Common cholesterol drug linked to death risk
New York: Niacin, a common cholesterol drug for 50 years, should no longer be prescribed owing to potential increased risk of death, dangerous side effects and no benefit in reducing heart attacks and strokes, researchers said.
"There might be one excess death for every 200 people we put on Niacin. With that kind of signal, this is an unacceptable therapy for the vast majority of patients," said cardiologist Donald Lloyd-Jones from Northwestern University's Feinberg School of Medicine.
Niacin should be reserved only for patients at very high risk for a heart attack and stroke who cannot take statins, Lloyd-Jones added.

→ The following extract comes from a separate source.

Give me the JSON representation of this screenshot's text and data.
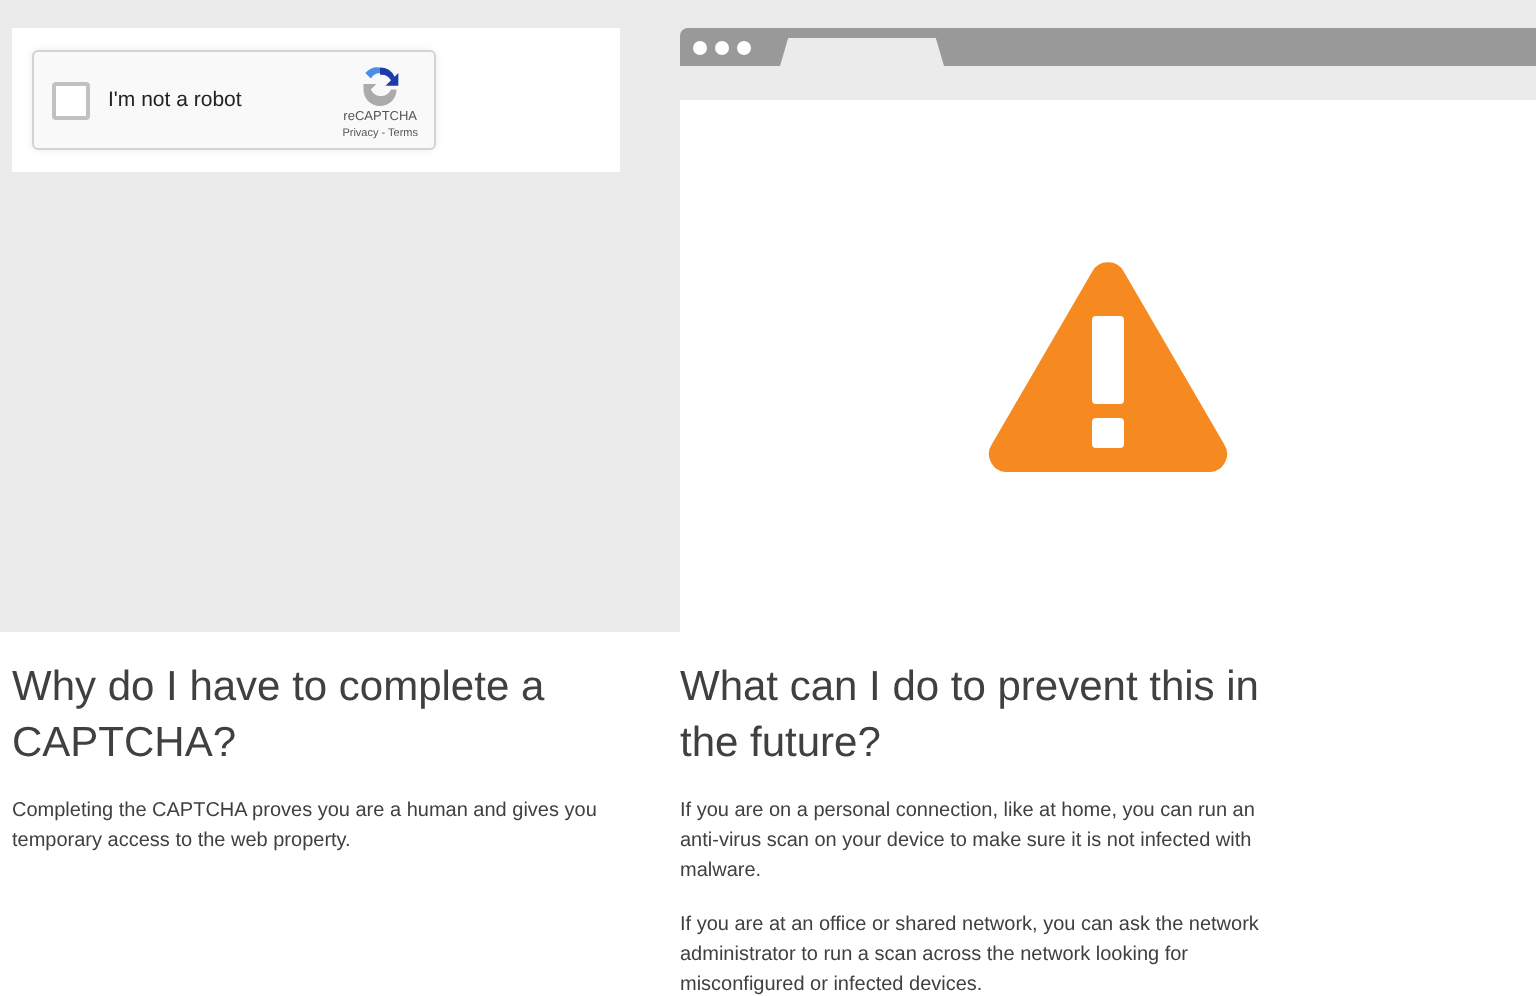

Lloyd-Jones's research was based on a large new study that looked at adults, aged 50 to 80, with cardiovascular disease who took niacin (vitamin B3) to see if it reduced heart attack and stroke compared to a placebo over four years.
All patients in the trial were already being treated with a statin medication.

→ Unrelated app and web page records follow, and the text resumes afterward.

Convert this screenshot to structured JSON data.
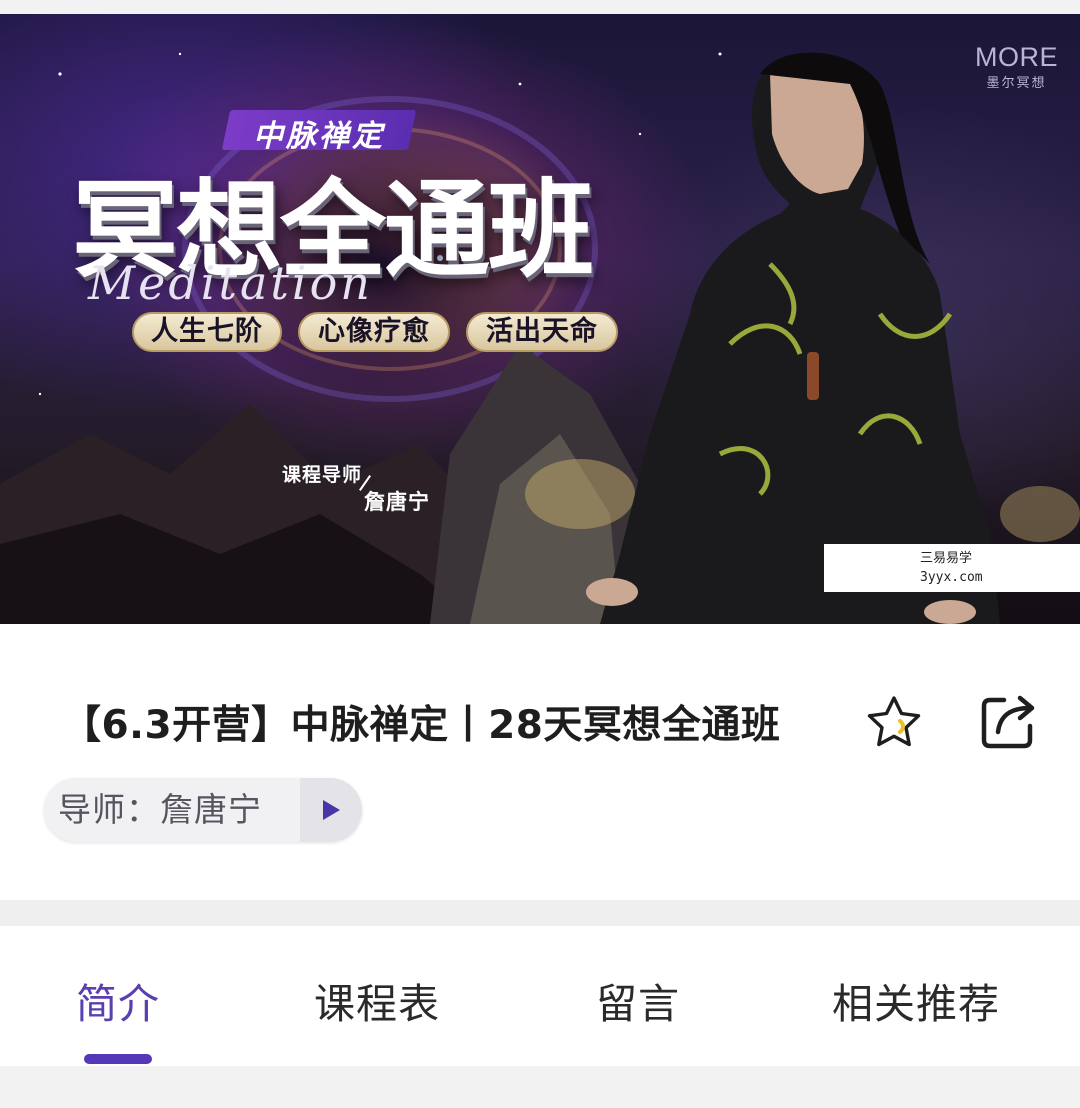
{
  "banner": {
    "logo_en": "MORE",
    "logo_cn": "墨尔冥想",
    "subtitle": "中脉禅定",
    "title": "冥想全通班",
    "script_word": "Meditation",
    "pills": [
      "人生七阶",
      "心像疗愈",
      "活出天命"
    ],
    "teacher_label": "课程导师",
    "teacher_name": "詹唐宁",
    "watermark_line1": "三易易学",
    "watermark_line2": "3yyx.com"
  },
  "course": {
    "title": "【6.3开营】中脉禅定丨28天冥想全通班",
    "favorite_icon": "star-icon",
    "share_icon": "share-icon",
    "mentor_label": "导师：",
    "mentor_name": "詹唐宁",
    "mentor_play_icon": "play-icon"
  },
  "tabs": {
    "items": [
      "简介",
      "课程表",
      "留言",
      "相关推荐"
    ],
    "active_index": 0
  },
  "colors": {
    "accent": "#5438b8",
    "active_tab": "#5a3fb0",
    "pill_gold": "#d8c69e",
    "subtitle_purple": "#7c3cc8"
  }
}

Researchers found that Niacin did not reduce heart attacks and stroke rates compared with a placebo.
More concerning, Niacin was associated with an increased trend towards death from all causes as well as significant increases in serious side effects.
These included liver problems, excess infections, excess bleeding, gout and loss of control of blood sugar for diabetics.

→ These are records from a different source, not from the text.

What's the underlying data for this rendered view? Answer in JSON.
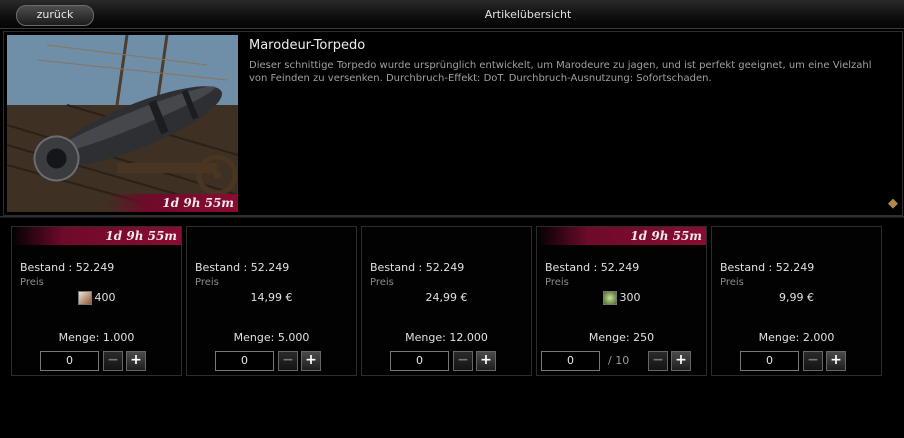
{
  "header": {
    "back_label": "zurück",
    "title": "Artikelübersicht"
  },
  "item": {
    "name": "Marodeur-Torpedo",
    "description": "Dieser schnittige Torpedo wurde ursprünglich entwickelt, um Marodeure zu jagen, und ist perfekt geeignet, um eine Vielzahl von Feinden zu versenken. Durchbruch-Effekt: DoT. Durchbruch-Ausnutzung: Sofortschaden.",
    "timer": "1d 9h 55m",
    "side_handle_icon": "resize-handle-icon"
  },
  "colors": {
    "timer_bg": "#8a0c33",
    "background": "#000000"
  },
  "offers": [
    {
      "timer": "1d 9h 55m",
      "stock": "Bestand  : 52.249",
      "price_label": "Preis",
      "price": "400",
      "price_icon": "premium-currency-icon",
      "amount": "Menge: 1.000",
      "quantity": "0",
      "minus": "−",
      "plus": "+"
    },
    {
      "timer": "",
      "stock": "Bestand  : 52.249",
      "price_label": "Preis",
      "price": "14,99 €",
      "price_icon": "",
      "amount": "Menge: 5.000",
      "quantity": "0",
      "minus": "−",
      "plus": "+"
    },
    {
      "timer": "",
      "stock": "Bestand  : 52.249",
      "price_label": "Preis",
      "price": "24,99 €",
      "price_icon": "",
      "amount": "Menge: 12.000",
      "quantity": "0",
      "minus": "−",
      "plus": "+"
    },
    {
      "timer": "1d 9h 55m",
      "stock": "Bestand  : 52.249",
      "price_label": "Preis",
      "price": "300",
      "price_icon": "event-currency-icon",
      "amount": "Menge: 250",
      "quantity": "0",
      "max": "/ 10",
      "minus": "−",
      "plus": "+"
    },
    {
      "timer": "",
      "stock": "Bestand  : 52.249",
      "price_label": "Preis",
      "price": "9,99 €",
      "price_icon": "",
      "amount": "Menge: 2.000",
      "quantity": "0",
      "minus": "−",
      "plus": "+"
    }
  ]
}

"For the reduction of heart disease and stroke risk, statins remain the most important drug-based strategy," Lloyd-Jones said.
The research appeared in the New England Journal of Medicine.